European guidelines recommend use of clinical biomarkers in breast cancer

March 15, 2017 – SAN DIEGO. New guidelines recently published by the European Group on Tumor Markers (EGTM) recommend that the validated biomarker, Breast Cancer Index (BCI), may be used to predict outcome and aid in adjuvant therapy decision-making for ER+ positive early-stage breast cancer patients. In addition, the EGTM specifically highlighted the ability of BCI to detect risk of late recurrences (>5 years post-diagnosis) and cited research demonstrating that BCI showed improved performance versus several other biomarkers in predicting late recurrence. According to the guidelines, “BCI may thus be of value for the identification of ER-positive lymph node-negative patients that may not require extended endocrine therapy after 5 years of treatment.”
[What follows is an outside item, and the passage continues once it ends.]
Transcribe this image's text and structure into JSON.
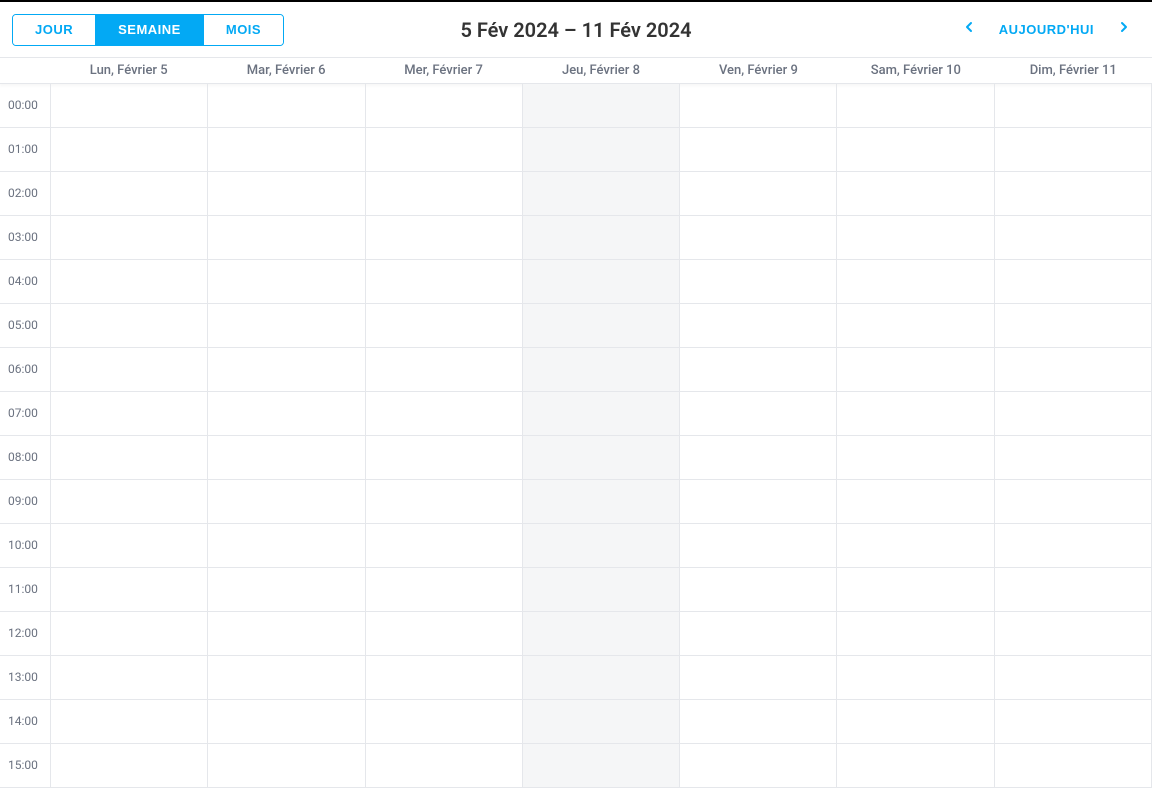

BCI is the only currently available validated biomarker that is both prognostic for late distant recurrence and predictive for likelihood of benefit from extended endocrine therapy (EET).
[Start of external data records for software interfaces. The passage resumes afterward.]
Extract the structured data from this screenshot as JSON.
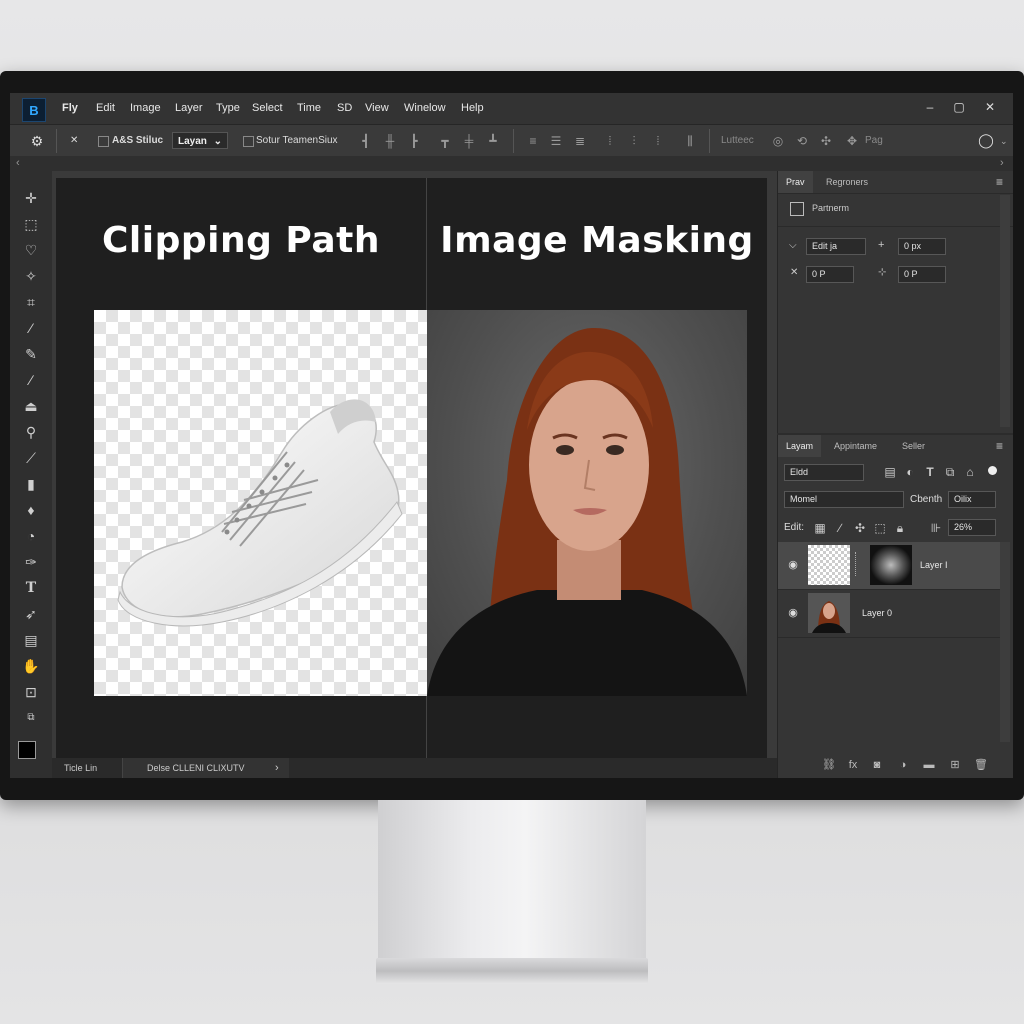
{
  "app": {
    "logo": "B"
  },
  "menu": [
    "Fly",
    "Edit",
    "Image",
    "Layer",
    "Type",
    "Select",
    "Time",
    "SD",
    "View",
    "Winelow",
    "Help"
  ],
  "window_controls": {
    "minimize": "–",
    "maximize": "▢",
    "close": "✕"
  },
  "options": {
    "close_mark": "✕",
    "style_label": "A&S Stiluc",
    "layer_select": "Layan",
    "team_label": "Sotur TeamenSiux",
    "right_label": "Lutteec",
    "bag_label": "Pag",
    "chevron": "⌄"
  },
  "tabstrip": {
    "left_arrow": "‹",
    "right_arrow": "›"
  },
  "canvas": {
    "left_heading": "Clipping Path",
    "right_heading": "Image Masking"
  },
  "status": {
    "left_text": "Ticle Lin",
    "center_text": "Delse CLLENI CLIXUTV",
    "arrow": "›"
  },
  "properties_panel": {
    "tabs": [
      "Prav",
      "Regroners"
    ],
    "menu": "≡",
    "section": "Partnerm",
    "fields": [
      {
        "label": "Edit ja",
        "value_x": "0 px"
      },
      {
        "label": "0 P",
        "value_x": "0 P"
      }
    ]
  },
  "layers_panel": {
    "tabs": [
      "Layam",
      "Appintame",
      "Seller"
    ],
    "menu": "≡",
    "kind_filter": "Eldd",
    "blend_mode": "Momel",
    "opacity_label": "Cbenth",
    "opacity_value": "Oilix",
    "edit_label": "Edit:",
    "fill_value": "26%",
    "layers": [
      {
        "name": "Layer I",
        "selected": true,
        "eye": "◉"
      },
      {
        "name": "Layer 0",
        "selected": false,
        "eye": "◉"
      }
    ]
  },
  "colors": {
    "accent": "#31a8ff",
    "panel": "#353535",
    "canvas_bg": "#1f1f1f"
  }
}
“The BCI biomarker has reached an important milestone with Clinical Guideline recognition in the extended endocrine setting, as the use of genomic tools has become increasingly important to potentially select appropriate patients,” said Catherine Schnabel, PhD, Chief Scientific Officer at Biotheranostics, Inc. “The European Group on Tumor Markers’ inclusion of BCI in the updated guidelines only serves to underscore BCI’s value in that decision-making process,” she continued.

BCI is a molecular, gene expression-based test uniquely positioned to help identify patients best suited for extended endocrine treatment. It is the only validated, commercially available test with data demonstrating prognostic risk of recurrence out to 15 years, as well as prediction of likelihood of benefit from extended endocrine therapy (treatment in years 5-10). The breakthrough test helps oncologists and patients navigate the difficult trade-off between wanting to take steps to prevent recurrence of their disease and facing significant side effects and safety challenges related to extended endocrine therapy.

SOURCE Biotheranostics

www.breastcancerindex.com.